=== TASK GOAL ===
Please go through the listing below and count the lines where the string "Requirement" appears. Answer with the number only.
Content starts
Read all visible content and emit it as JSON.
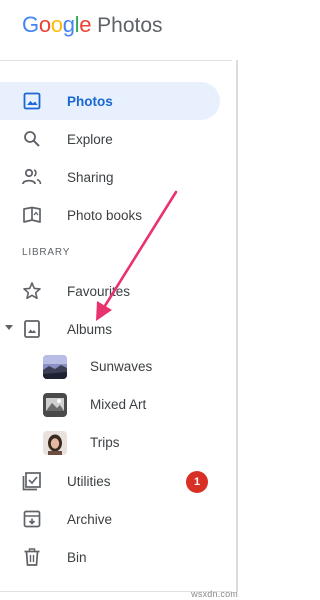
{
  "app": {
    "brand": "Google",
    "product": "Photos",
    "brand_colors": [
      "#4285f4",
      "#ea4335",
      "#fbbc05",
      "#4285f4",
      "#34a853",
      "#ea4335"
    ]
  },
  "nav": {
    "primary": [
      {
        "label": "Photos",
        "icon": "photos-icon",
        "active": true
      },
      {
        "label": "Explore",
        "icon": "search-icon",
        "active": false
      },
      {
        "label": "Sharing",
        "icon": "people-icon",
        "active": false
      },
      {
        "label": "Photo books",
        "icon": "book-icon",
        "active": false
      }
    ],
    "section_label": "LIBRARY",
    "library": [
      {
        "label": "Favourites",
        "icon": "star-icon"
      },
      {
        "label": "Albums",
        "icon": "album-icon",
        "expanded": true
      },
      {
        "label": "Sunwaves",
        "icon": "album-thumbnail"
      },
      {
        "label": "Mixed Art",
        "icon": "album-thumbnail"
      },
      {
        "label": "Trips",
        "icon": "album-thumbnail"
      },
      {
        "label": "Utilities",
        "icon": "utilities-icon",
        "badge": "1"
      },
      {
        "label": "Archive",
        "icon": "archive-icon"
      },
      {
        "label": "Bin",
        "icon": "trash-icon"
      }
    ]
  },
  "watermark": "wsxdn.com",
  "colors": {
    "active_bg": "#e8f0fe",
    "active_text": "#1967d2",
    "badge": "#d93025",
    "arrow": "#e8336e"
  }
}
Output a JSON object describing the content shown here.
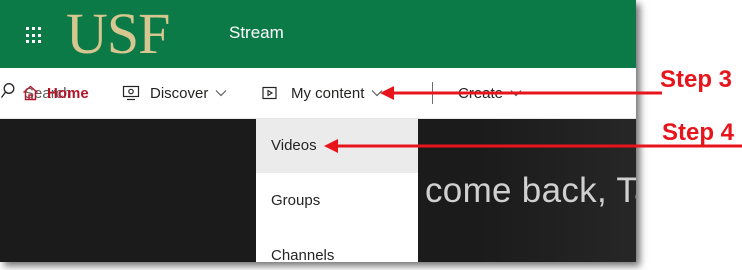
{
  "appbar": {
    "logo_text": "USF",
    "app_name": "Stream",
    "icon": "waffle-icon"
  },
  "nav": {
    "home": {
      "label": "Home",
      "icon": "home-icon"
    },
    "discover": {
      "label": "Discover",
      "icon": "discover-icon"
    },
    "my_content": {
      "label": "My content",
      "icon": "play-box-icon"
    },
    "create": {
      "label": "Create"
    },
    "search": {
      "placeholder": "Search",
      "icon": "search-icon"
    }
  },
  "my_content_menu": {
    "items": [
      {
        "label": "Videos"
      },
      {
        "label": "Groups"
      },
      {
        "label": "Channels"
      }
    ],
    "selected": "Videos"
  },
  "hero": {
    "welcome_text": "come back, Ta"
  },
  "annotations": {
    "step3": "Step 3",
    "step4": "Step 4",
    "color": "#e8141c"
  },
  "colors": {
    "brand_green": "#0b7a47",
    "logo_gold": "#d6c690",
    "home_accent": "#b3162b"
  }
}
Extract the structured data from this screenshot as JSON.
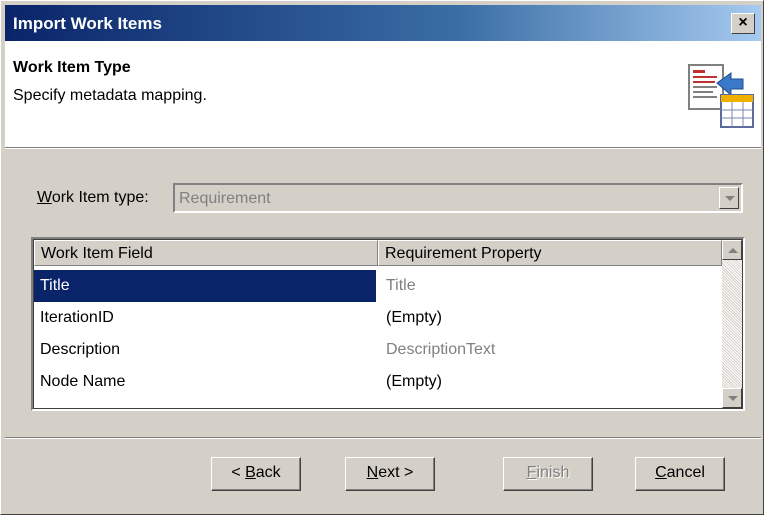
{
  "window": {
    "title": "Import Work Items",
    "close_label": "×"
  },
  "header": {
    "title": "Work Item Type",
    "subtitle": "Specify metadata mapping."
  },
  "type": {
    "label_underlined": "W",
    "label_rest": "ork Item type:",
    "value": "Requirement"
  },
  "table": {
    "columns": [
      "Work Item Field",
      "Requirement Property"
    ],
    "rows": [
      {
        "field": "Title",
        "property": "Title",
        "selected": true
      },
      {
        "field": "IterationID",
        "property": "(Empty)"
      },
      {
        "field": "Description",
        "property": "DescriptionText"
      },
      {
        "field": "Node Name",
        "property": "(Empty)"
      }
    ]
  },
  "buttons": {
    "back": {
      "pre": "< ",
      "u": "B",
      "post": "ack"
    },
    "next": {
      "pre": "",
      "u": "N",
      "post": "ext >"
    },
    "finish": {
      "pre": "",
      "u": "F",
      "post": "inish"
    },
    "cancel": {
      "pre": "",
      "u": "C",
      "post": "ancel"
    }
  },
  "colors": {
    "selection": "#0a246a",
    "muted_text": "#808080"
  }
}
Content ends
=== SOLUTION FOR THIS PROBLEM ===
2